It should also be noted that I did not setup my own image repository/library and push/pull images. I built them myself on one of the C1’s, then utilized docker save to save them to tar files and scp them around to the other systems and imported them back in. This is obviously manual work for something that is supposedly integrated into Docker to maintain, but I didn’t want to use a public repository or push to the Hub, nor did I want to go through the effort of building my own.
Swarm also provides no High Availability, migrating containers, or any other benefits you might think would be innate in a “cluster.” Instead, I’m supposed to integrate in something like “etcd”, or “consul”, and back it with components like “docker-compose”, “Fleet”, “Kubernetes” and so on. I have not actually done this yet, so I am not entirely sure how these work together, but I will get to it eventually. Though, more likely, now that I’ve got Docker working and am familiar with how to use it and even appreciate some of it’s simplicity – I will probably start looking at alternatives and try a few of those.
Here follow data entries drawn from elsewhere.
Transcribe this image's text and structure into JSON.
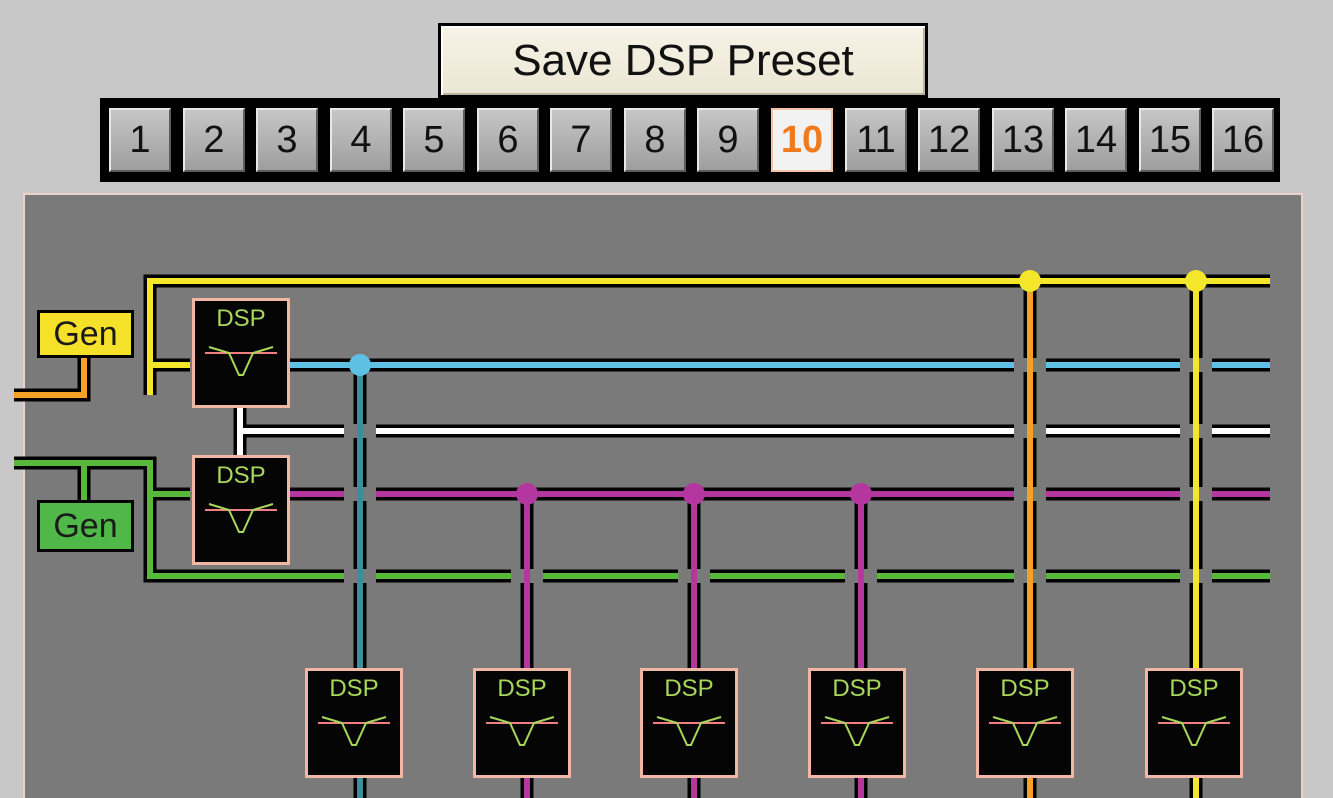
{
  "save_button": {
    "label": "Save DSP Preset"
  },
  "presets": {
    "active": "10",
    "buttons": [
      "1",
      "2",
      "3",
      "4",
      "5",
      "6",
      "7",
      "8",
      "9",
      "10",
      "11",
      "12",
      "13",
      "14",
      "15",
      "16"
    ]
  },
  "generators": [
    {
      "label": "Gen",
      "color": "#f6e12a"
    },
    {
      "label": "Gen",
      "color": "#4fb848"
    }
  ],
  "dsp_label": "DSP",
  "bus_colors": {
    "yellow": "#f4e62a",
    "cyan": "#5ec1e3",
    "white": "#ffffff",
    "magenta": "#b3379f",
    "green": "#58b83a",
    "orange": "#f4a124",
    "teal": "#3c8e9e"
  }
}
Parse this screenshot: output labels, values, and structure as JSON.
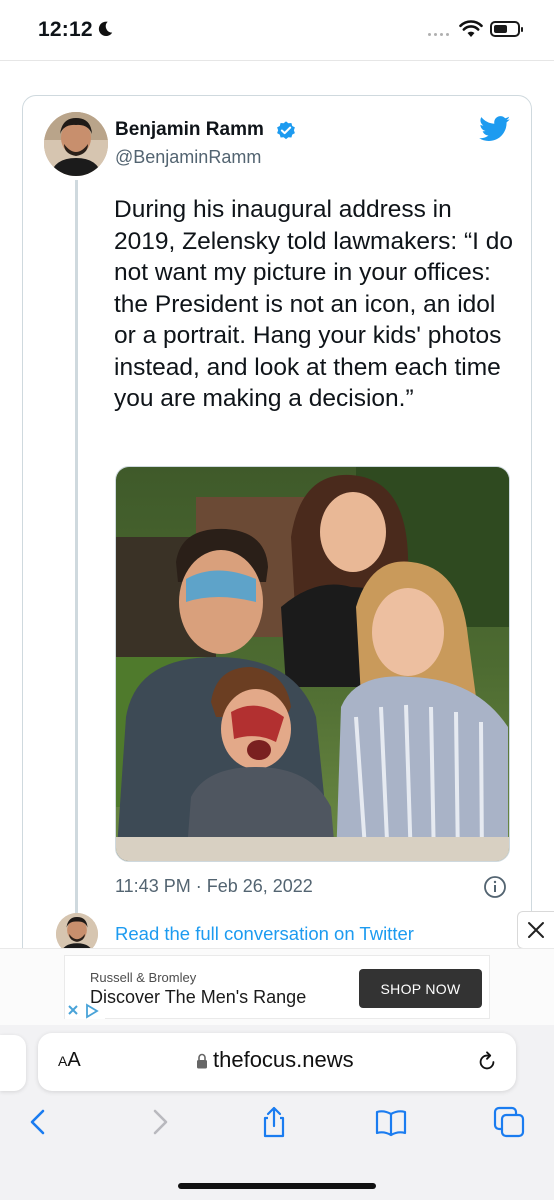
{
  "status_bar": {
    "time": "12:12"
  },
  "tweet": {
    "author_name": "Benjamin Ramm",
    "author_handle": "@BenjaminRamm",
    "text": "During his inaugural address in 2019, Zelensky told lawmakers: “I do not want my picture in your offices: the President is not an icon, an idol or a portrait. Hang your kids' photos instead, and look at them each time you are making a decision.”",
    "timestamp": "11:43 PM · Feb 26, 2022",
    "read_link": "Read the full conversation on Twitter",
    "colors": {
      "link": "#1d9bf0",
      "verified": "#1d9bf0",
      "twitter_logo": "#1d9bf0"
    }
  },
  "ad": {
    "brand": "Russell & Bromley",
    "headline": "Discover The Men's Range",
    "cta": "SHOP NOW"
  },
  "browser": {
    "aa_label": "AA",
    "url": "thefocus.news"
  },
  "icons": [
    "moon-icon",
    "wifi-icon",
    "battery-icon",
    "verified-icon",
    "twitter-logo-icon",
    "info-icon",
    "close-icon",
    "adchoices-icon",
    "lock-icon",
    "reload-icon",
    "back-icon",
    "forward-icon",
    "share-icon",
    "bookmarks-icon",
    "tabs-icon"
  ]
}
All in all, this blog, along with my primary website, email, database, IRC, IRC services, HAproxy and about a half dozen other servers all run on this 4-node swarm, limiting (most) of the above to 128-256MB of memory per service. You figure, with the above, I have roughly 5GB Memory and 20 processors with which to distribute my workload around.
Now, I’m clearly not suggesting this will rival any real super-computers out there, nor do I think in it’s current configuration it could survive the “Slashdot/Reddit Effect”, or “hug of death” by any means. However, I believe it could be made stable enough. Adding a few (or several as needed) more Odroid nodes, spinning up multiple copies of the web docker service and updating HAproxy to load balance between them? Feasible. I believe the limiting factor here wouldn’t be hardware, it would be the Home internet not intended to withstand that kind of traffic.
My list of components for this build:
Overall, this build comes to ~$330 at current pricing for 4 Odroid-C1+’s with 4 MicroSDHC and 4 32GB USB Drives. With 16 GB drives, PicoCluster comes to ~$100 per node, but they are only offered in 3 and 5 node bundles. This is 4 nodes for ~$330, so saving ~$100. Making a 3 node this way would come to around $276, current pricing, so still cheaper but not as much. Larger swarms would save more. There is a few items missing, namely an HDMI F-F adapter and a USB port adapter. Overall, this shows a couple things. Namely, PicoCluster isn’t too terribly priced given the work it takes to build the above (plus, theirs is a little more professional and better power management, of course they’ve made a lot more :D), and if I were to start from scratch to do it over I’d probably just buy theirs though I wish they had more options than just the RPi2, but also DIY types can still penny pinch and get more powerful devices (C1/2 instead of Raspberry Pi 2’s.) It also illustrates that I have no life, and should probably start a business selling half these things I put together for the hell of it.